Last month, the label Arts & Crafts announced that Downie had recorded what would be his final solo album. Introduce Yerself, a 23-song double album produced by Broken Social Scene’s Kevin Drew, is slated for release on Oct. 27. Arts & Crafts said the music “was recorded swiftly over two four-day sessions in January 2016 and February 2017, with the final album often reflecting first takes” and Drew co-writing a number of songs.
In the aftermath of the band’s farewell tour, Downie released his fifth solo album, The Secret Path, in September 2016. It told the story of 12-year-old Chanie Wenjack, who died of exposure after escaping a residential school. The album was paired with a graphic novel and the creation of the Gord Downie & Chanie Wenjack Fund, which aims to foster reconciliation.
Downie’s work on indigenous issues led him to be honoured at an emotional Assembly of First Nations ceremonyin December 2016, where he was given the Lakota spirit name, “He who walks with the stars.”

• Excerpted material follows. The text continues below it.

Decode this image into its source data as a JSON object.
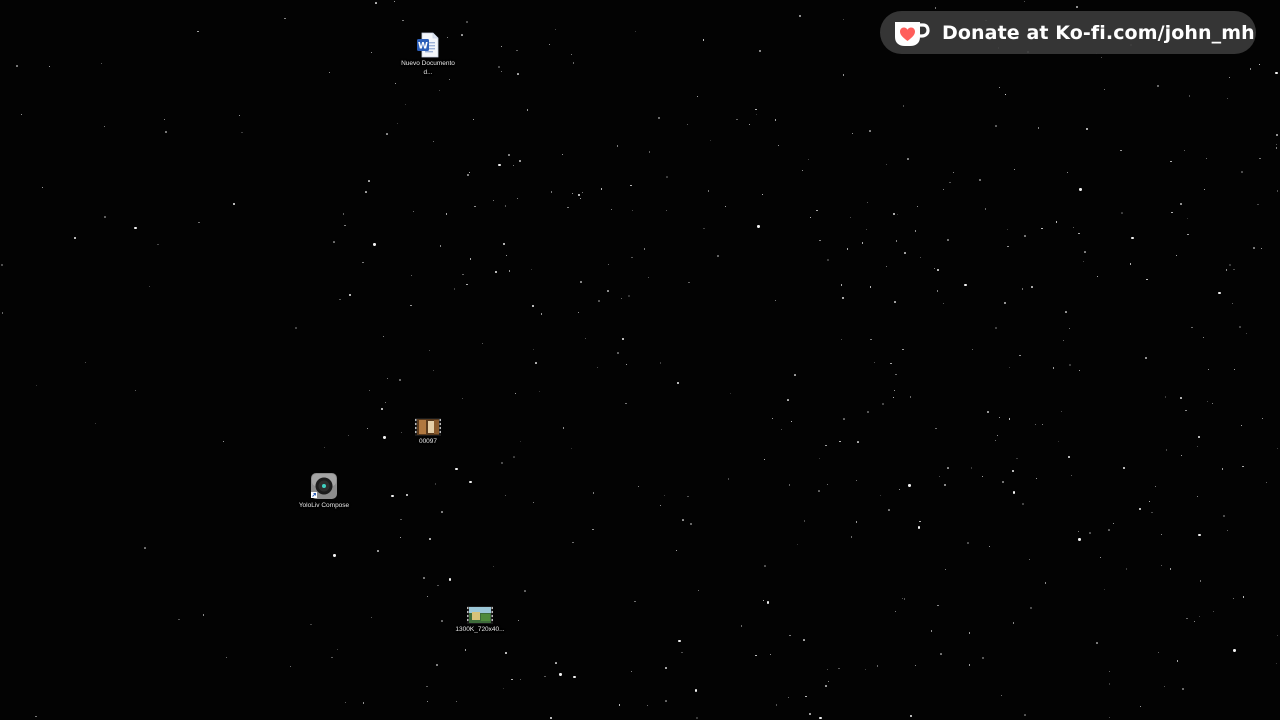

But even as he continued to perform – he played shows for The Secret Path and made a surprise appearance at Blue Rodeo’s Toronto concert on Feb. 3 – Downie couldn’t outrun the effects of his disease; in an October 2016 interview on CBC’s The National, Downie said he’d been having memory problems.
“I have ‘Peter’ written on my hand,” he told host Peter Mansbridge, whom he’d known at that point for 25 years. “And I say that just to be up front, because I might call you Doug… I can’t remember hardly anything.”
During that interview, he also admitted he sometimes had difficulty remembering his children’s names, and that he was scared to leave his family behind.
“I don’t want to die ‘cause my youngest son is 10,” he said. “I want my kids to be good. I want them to be safe and have a great long life.”